Arguably calls to SMS to messaging apps, DVDs to streaming, physical games to computer games, these were easy transitions.
In this post, I’ll be discussing cookies and the different options for tracking user behaviour and actions.
I will start with a summary of the humble cookie, its origin and then explore some of the different tracking types that it allows.
I'll then look at the next generation consumer and cross device tracking opportunities to see how we could operate in a cookie free world.
How do we consume media in 2014? And what media? And on which devices?
Ofcom released The Communications Market Report in August 2014 and it's chock full of interesting data and charts on the UK market.
I've previously looked at mobile and tablet usage. Now I'm turning by attention to the broader topic of media uptake, in its various forms.
For more statistical goodness, download our Internet Statistics Compendium...
The top 10 list of storytelling brands in the UK usually includes Apple, Cadbury, IKEA and Walkers.
But looking at the annual list from AESOP, it's Virgin Media that jumps out at me as a storytelling brand that breaks the mould.
Here I round up some of its activity that falls into my nebulous understanding of storytelling.
Let me know if you agree.
I'm as keen as anyone for journalism to become financially sustainable again.
But every time I click an interesting link in a tweet and smash up against an inflexible paywall, my heart rather sinks.
It's a prime example of an interface challenge for an imperfect system. And crucially, it stems incoming traffic and good will.
The World Cup in Brazil has created an online buzz;. Swathes of content have outpoured online and social media activity has been off the scale.
While England, Spain and Italy will be licking their wounds and flying home in disappointment, we take a look at what comparisons can be drawn between native advertising and the sporting event of the year.
What’s so great about Quartz?
Quartz is a business news publication that's been talked about a lot since its founding, by Atlantic Media Company (publishes The Atlantic), in 2012.
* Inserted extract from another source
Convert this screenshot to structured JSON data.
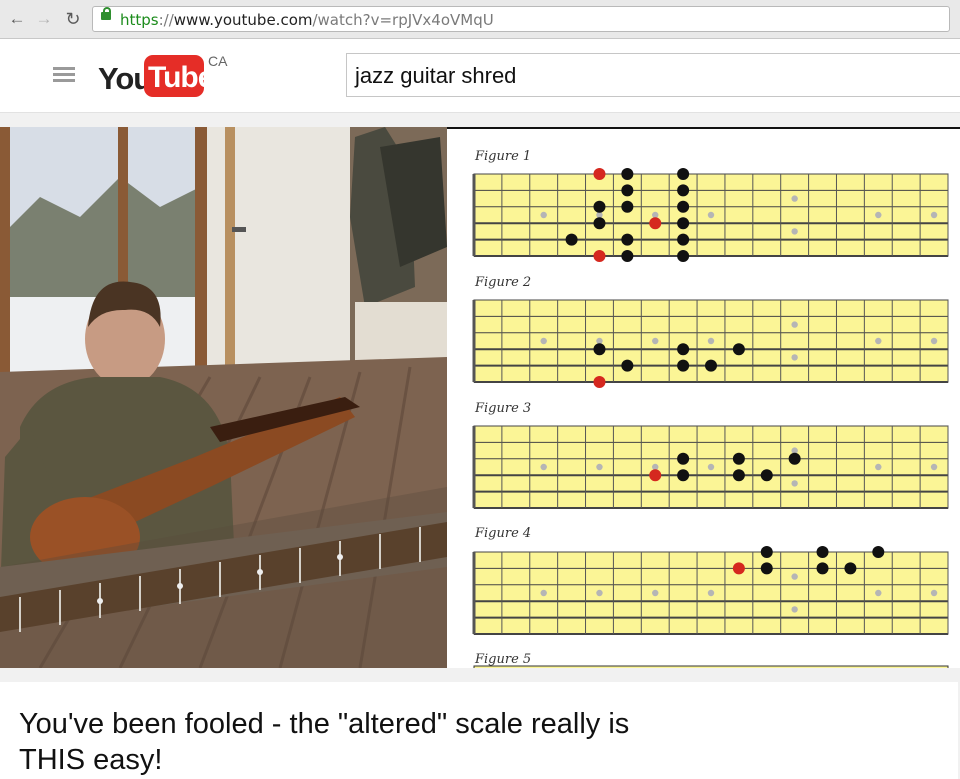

It's built on WordPress, is mobile-first and characterised by a strong team of journalists that produces engaging short and long content that's incredibly sharable.
Here's some more answers to the question 'what's so great about Quartz?'